UC San Diego Optimizes Microgrid System With SEL POWERMAX and Protection Relays

Sept. 1, 2016
In this case study, UC San Diego reviews optimizing microgrid systems with SEL POWERMAX and protection relays.

The UC San Diego microgrid has over 33 megawatts of installed onsite generation, including gas-turbine cogeneration and storage, solar, fuel cell, steam, and diesel. The onsite generation is only enough to support critical loads. To cover the rest of their load demand, the university purchases additional electric power from SDG&E. The idea behind UC San Diego’s microgrid was that any time there was a disturbance in the main grid, they could disconnect and maintain power to critical facilities.

However, during the 2011 Southwest blackout, the UC San Diego microgrid disconnected from the main grid, but did not shed load quickly enough. This caused their cogenerators to shut down and many important facilities to temporarily lose power. Operators manually restarted the generators, but it took five hours before power was finally restored to the entire campus. The university couldn’t risk something like this happening again.

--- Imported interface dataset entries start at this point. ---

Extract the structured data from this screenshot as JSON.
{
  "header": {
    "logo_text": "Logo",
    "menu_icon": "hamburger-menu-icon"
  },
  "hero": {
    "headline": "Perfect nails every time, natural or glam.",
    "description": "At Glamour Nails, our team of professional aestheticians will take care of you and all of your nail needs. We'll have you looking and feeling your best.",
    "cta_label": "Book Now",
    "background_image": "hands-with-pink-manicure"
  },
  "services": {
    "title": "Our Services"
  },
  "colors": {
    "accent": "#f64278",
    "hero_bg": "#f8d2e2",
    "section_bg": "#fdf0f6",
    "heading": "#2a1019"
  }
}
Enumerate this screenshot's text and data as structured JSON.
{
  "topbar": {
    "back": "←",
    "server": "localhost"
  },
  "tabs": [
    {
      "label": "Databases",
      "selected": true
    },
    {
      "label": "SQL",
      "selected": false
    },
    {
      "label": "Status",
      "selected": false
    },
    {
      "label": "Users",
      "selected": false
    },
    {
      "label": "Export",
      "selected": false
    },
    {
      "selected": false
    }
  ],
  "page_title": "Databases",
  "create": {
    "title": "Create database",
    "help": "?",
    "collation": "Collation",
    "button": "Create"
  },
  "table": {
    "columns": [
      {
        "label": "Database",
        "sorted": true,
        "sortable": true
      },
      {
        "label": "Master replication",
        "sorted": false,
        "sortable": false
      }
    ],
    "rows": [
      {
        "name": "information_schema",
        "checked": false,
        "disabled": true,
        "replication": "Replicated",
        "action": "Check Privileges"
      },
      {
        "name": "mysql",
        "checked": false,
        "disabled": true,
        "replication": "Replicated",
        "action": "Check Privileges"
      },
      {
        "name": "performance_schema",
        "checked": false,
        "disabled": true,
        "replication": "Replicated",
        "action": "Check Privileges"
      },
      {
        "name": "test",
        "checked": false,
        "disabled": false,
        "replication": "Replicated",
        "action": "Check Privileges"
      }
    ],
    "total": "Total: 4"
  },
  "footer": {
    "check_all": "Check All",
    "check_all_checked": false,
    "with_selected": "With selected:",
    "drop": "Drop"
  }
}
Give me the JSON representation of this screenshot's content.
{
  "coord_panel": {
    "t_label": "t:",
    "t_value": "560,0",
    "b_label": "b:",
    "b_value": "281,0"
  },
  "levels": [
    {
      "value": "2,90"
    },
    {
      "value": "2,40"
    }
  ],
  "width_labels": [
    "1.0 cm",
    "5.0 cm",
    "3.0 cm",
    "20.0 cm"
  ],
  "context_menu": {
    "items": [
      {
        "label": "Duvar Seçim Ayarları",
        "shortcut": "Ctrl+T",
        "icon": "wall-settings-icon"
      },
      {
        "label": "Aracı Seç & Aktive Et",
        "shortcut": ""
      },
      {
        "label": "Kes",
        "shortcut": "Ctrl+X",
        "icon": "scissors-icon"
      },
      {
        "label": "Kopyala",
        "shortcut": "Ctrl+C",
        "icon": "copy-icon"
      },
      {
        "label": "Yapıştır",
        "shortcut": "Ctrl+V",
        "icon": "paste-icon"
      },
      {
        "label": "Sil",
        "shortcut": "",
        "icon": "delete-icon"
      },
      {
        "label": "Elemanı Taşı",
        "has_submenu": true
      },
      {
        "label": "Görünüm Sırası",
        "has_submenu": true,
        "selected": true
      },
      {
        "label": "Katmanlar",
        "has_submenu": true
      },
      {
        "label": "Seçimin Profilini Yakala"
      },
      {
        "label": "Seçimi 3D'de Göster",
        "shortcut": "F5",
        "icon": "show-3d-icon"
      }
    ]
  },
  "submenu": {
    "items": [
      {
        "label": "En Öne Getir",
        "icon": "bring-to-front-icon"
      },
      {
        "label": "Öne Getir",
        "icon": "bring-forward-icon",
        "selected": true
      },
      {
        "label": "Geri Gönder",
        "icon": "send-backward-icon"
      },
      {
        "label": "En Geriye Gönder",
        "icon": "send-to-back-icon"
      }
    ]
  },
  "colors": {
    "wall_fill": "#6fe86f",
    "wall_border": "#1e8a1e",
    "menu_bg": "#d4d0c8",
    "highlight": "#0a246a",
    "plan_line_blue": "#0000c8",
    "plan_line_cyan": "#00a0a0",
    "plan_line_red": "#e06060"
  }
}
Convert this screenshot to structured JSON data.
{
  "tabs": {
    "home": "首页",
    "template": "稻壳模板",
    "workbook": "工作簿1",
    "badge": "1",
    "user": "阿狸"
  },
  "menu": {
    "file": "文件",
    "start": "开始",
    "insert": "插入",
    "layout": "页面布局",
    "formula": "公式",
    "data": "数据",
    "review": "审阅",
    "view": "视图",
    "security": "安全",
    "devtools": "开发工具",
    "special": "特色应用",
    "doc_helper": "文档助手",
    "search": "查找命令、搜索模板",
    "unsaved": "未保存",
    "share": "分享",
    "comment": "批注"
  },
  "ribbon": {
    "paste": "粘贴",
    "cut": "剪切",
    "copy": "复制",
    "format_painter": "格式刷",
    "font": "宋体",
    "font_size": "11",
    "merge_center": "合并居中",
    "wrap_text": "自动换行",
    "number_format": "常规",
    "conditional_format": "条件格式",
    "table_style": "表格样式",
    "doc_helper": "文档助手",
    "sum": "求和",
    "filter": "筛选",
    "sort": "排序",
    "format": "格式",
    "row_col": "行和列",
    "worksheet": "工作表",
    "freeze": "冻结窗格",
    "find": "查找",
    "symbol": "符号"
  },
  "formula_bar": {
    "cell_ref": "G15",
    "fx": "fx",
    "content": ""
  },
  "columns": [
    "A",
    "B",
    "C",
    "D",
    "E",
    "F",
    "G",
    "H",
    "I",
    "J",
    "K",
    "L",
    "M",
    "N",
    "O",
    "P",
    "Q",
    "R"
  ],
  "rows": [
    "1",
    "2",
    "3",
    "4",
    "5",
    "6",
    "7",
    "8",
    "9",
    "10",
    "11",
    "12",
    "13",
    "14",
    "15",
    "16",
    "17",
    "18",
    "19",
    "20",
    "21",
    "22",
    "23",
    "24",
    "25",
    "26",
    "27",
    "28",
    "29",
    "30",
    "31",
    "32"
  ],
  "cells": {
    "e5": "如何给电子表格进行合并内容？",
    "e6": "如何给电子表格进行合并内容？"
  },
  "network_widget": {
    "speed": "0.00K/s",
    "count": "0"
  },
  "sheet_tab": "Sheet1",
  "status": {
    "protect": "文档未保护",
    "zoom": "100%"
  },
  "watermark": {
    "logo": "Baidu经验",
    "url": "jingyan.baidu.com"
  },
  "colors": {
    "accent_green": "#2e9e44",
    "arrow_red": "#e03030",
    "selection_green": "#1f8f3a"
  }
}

They needed a reliable way to shed noncritical load and maintain power to critical loads at all times. That’s when UC San Diego engineers began looking for a solution and in 2013, contacted SEL’s Engineering Services.

After listening to the situation, the Engineering Services team proposed their POWERMAX Power Management and Control System. POWERMAX is ideal for onsite generation and has automated control functions specifically designed to detect and mitigate system blackouts.

Over the next two years, SEL engineers created a custom solution for UC San Diego. The project scope ranged from the initial discussions to design and specification to developments and settings to Factory Acceptance Tests (FATs), and finally, to commissioning.